Carlos Huertas scored an upset win for them in Race 1 at the Houston double-header in 2014, and while 2015 and 2016 yielded no wins, Tristan Vautier and Conor Daly gave them several strong runs – Vautier’s best finish was fourth in Race 2 at Detroit, while Daly finished second in Race 1 at Detroit, finished fourth at Watkins Glen, and scored a trio of sixth-place finishes at the Indianapolis Motor Speedway Road Course, Race 2 at Detroit, and the Mid-Ohio Sports Car Course.

And 2017 was set to possibly be the best year the team has ever had. Sebastien Bourdais gave the team a popular win in the season-opening Firestone Grand Prix of St. Petersburg, and then rookie Ed Jones scored back-to-back top tens – 10th and sixth – at St. Pete and the Toyota Grand Prix of Long Beach to start his career.

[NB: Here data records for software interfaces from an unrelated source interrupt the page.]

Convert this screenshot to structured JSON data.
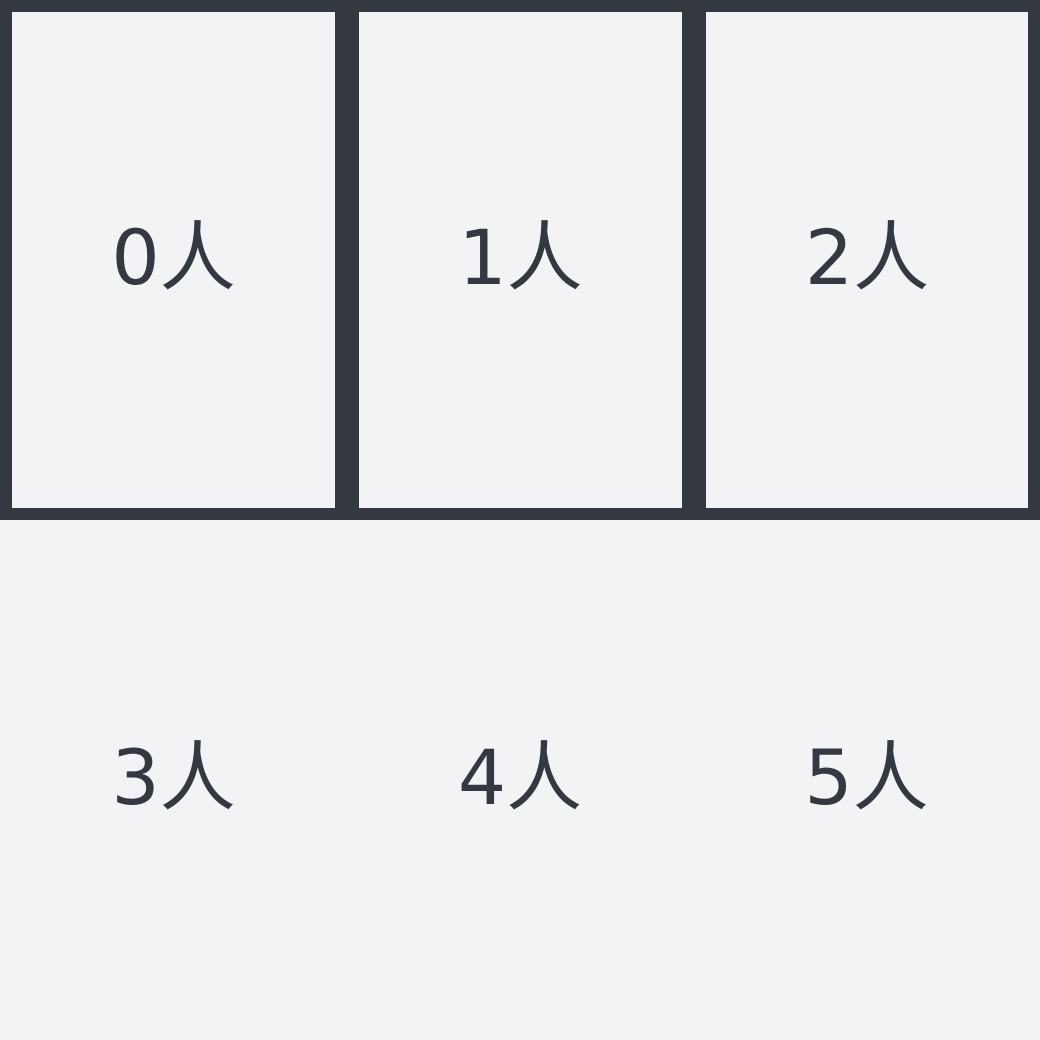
{
  "grid": {
    "cells": [
      {
        "label": "0人",
        "selected": true
      },
      {
        "label": "1人",
        "selected": true
      },
      {
        "label": "2人",
        "selected": true
      },
      {
        "label": "3人",
        "selected": false
      },
      {
        "label": "4人",
        "selected": false
      },
      {
        "label": "5人",
        "selected": false
      }
    ]
  },
  "colors": {
    "background": "#f2f3f5",
    "frame": "#343941",
    "text": "#343941"
  }
}
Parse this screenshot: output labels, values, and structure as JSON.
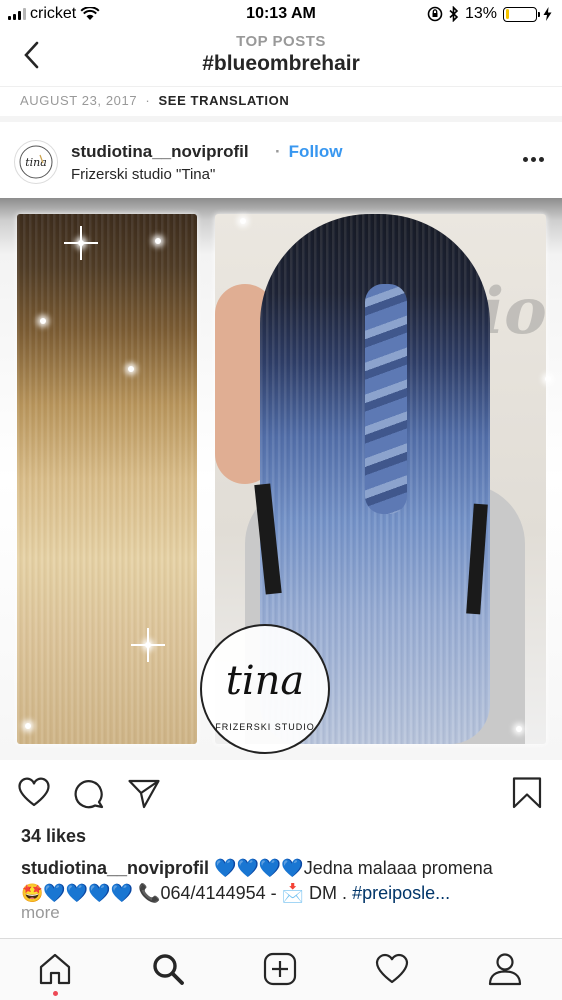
{
  "status_bar": {
    "carrier": "cricket",
    "time": "10:13 AM",
    "battery": "13%",
    "battery_level": 0.13
  },
  "header": {
    "subtitle": "TOP POSTS",
    "title": "#blueombrehair"
  },
  "post_meta": {
    "date": "AUGUST 23, 2017",
    "separator": "·",
    "translation_label": "SEE TRANSLATION"
  },
  "post": {
    "username": "studiotina__noviprofil",
    "follow_separator": "·",
    "follow_label": "Follow",
    "location": "Frizerski studio \"Tina\"",
    "image": {
      "logo_text": "tina",
      "logo_subtext": "FRIZERSKI STUDIO"
    },
    "likes": "34 likes",
    "caption": {
      "username": "studiotina__noviprofil",
      "hearts_1": "💙💙💙💙",
      "text_1": "Jedna malaaa promena",
      "emoji_face": "🤩",
      "hearts_2": "💙💙💙💙",
      "phone": "📞064/4144954 -",
      "dm": "📩 DM .",
      "hashtag": "#preiposle..."
    },
    "more_label": "more"
  },
  "colors": {
    "link_blue": "#3897f0",
    "text": "#262626",
    "muted": "#999999",
    "heart_blue": "#1d6ae5"
  },
  "icons": {
    "back": "chevron-left-icon",
    "like": "heart-icon",
    "comment": "comment-icon",
    "share": "send-icon",
    "save": "bookmark-icon",
    "tabs": [
      "home-icon",
      "search-icon",
      "add-post-icon",
      "activity-heart-icon",
      "profile-icon"
    ]
  }
}
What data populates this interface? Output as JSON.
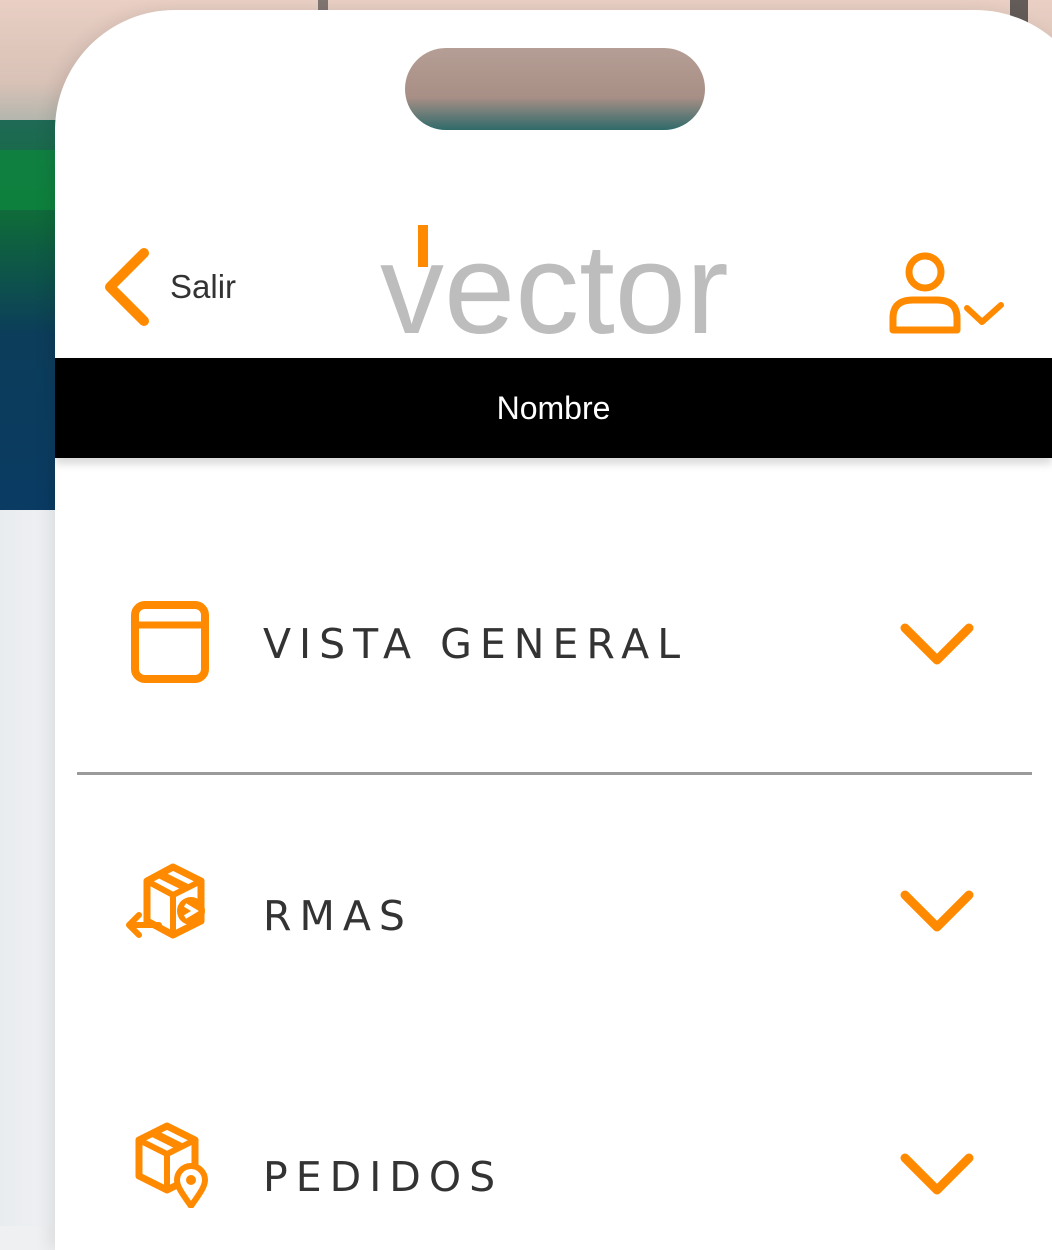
{
  "header": {
    "back_label": "Salir",
    "logo_text": "vector",
    "username_bar": "Nombre"
  },
  "menu": {
    "items": [
      {
        "label": "VISTA GENERAL",
        "icon": "window-icon"
      },
      {
        "label": "RMAS",
        "icon": "box-return-icon"
      },
      {
        "label": "PEDIDOS",
        "icon": "box-location-icon"
      }
    ]
  },
  "colors": {
    "accent": "#FF8A00",
    "logo_grey": "#BDBDBD",
    "bar": "#000000"
  }
}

But, things started unraveling at the Indianapolis 500. Bourdais appeared set to be in the Fast Nine Pole Shootout during his first qualifying run – both of his first two laps were above 231 mph –  before his horrifying crash in Turn 2.

While Jones qualified an impressive 11th and finished an even more impressive third, results for the rest of the season became hard to come by – Jones only scored two more Top 10s, with a best result of seventh at Road America.

But, retooled for 2018, the Coyne team is a legitimate threat at the 102nd Running of the Indianapolis 500.

Bourdais, whose No. 18 Honda features new sponsorship from SealMaster and now ownership partners in Jimmy Vasser and James “Sulli” Sullivan, has a win already, again at St. Pete, and sits third in the championship.

And Bourdais may also be Honda’s best hope, given that he was the fastest Honda in qualifying – he’ll start fifth behind Ed Carpenter, Simon Pagenaud, Will Power, and Josef Newgarden.

“I think it speaks volumes about their work, their passion and their dedication to this program, Dale (Coyne), Jimmy (Vasser) and Sulli (James Sullivan) and everybody from top to bottom. I can’t thank them enough for the opportunity, for the support,” Bourdais said of the team’s effort.

Rookie Zachary Claman De Melo has been progressing nicely, and his Month of May has been very solid – he finished 12th at the INDYCAR Grand Prix on the IMS Road Course and qualified a strong 13th for the “500.”

“It’s been surreal to be here as rookie. I’m a bit at a loss for words,” Claman De Melo revealed after qualifying. “The fans, driving around this place, being with the team, everything is amazing. I have a great engineer, a great group of experienced mechanics at Dale Coyne Racing.”

While Conor Daly and Pippa Mann struggled in one-off entries, with Mann getting bumped out of the field in Saturday qualifying, Daly’s entry essentially puts three Coyne cars in the race – Daly’s No. 17 United States Air Force Honda is a Dale Coyne car that has been leased to Thom Burns Racing.

Rest assured, the days of Coyne being an “also ran” are long gone, and a Coyne car ending up in Victory Lane at the biggest race of the year would complete the Chicago Cubs analogy – the Cubs won a World Series title in 2016, and an Indy 500 triumph would be the crowning achievement in Coyne’s career.

Follow@KyleMLavigne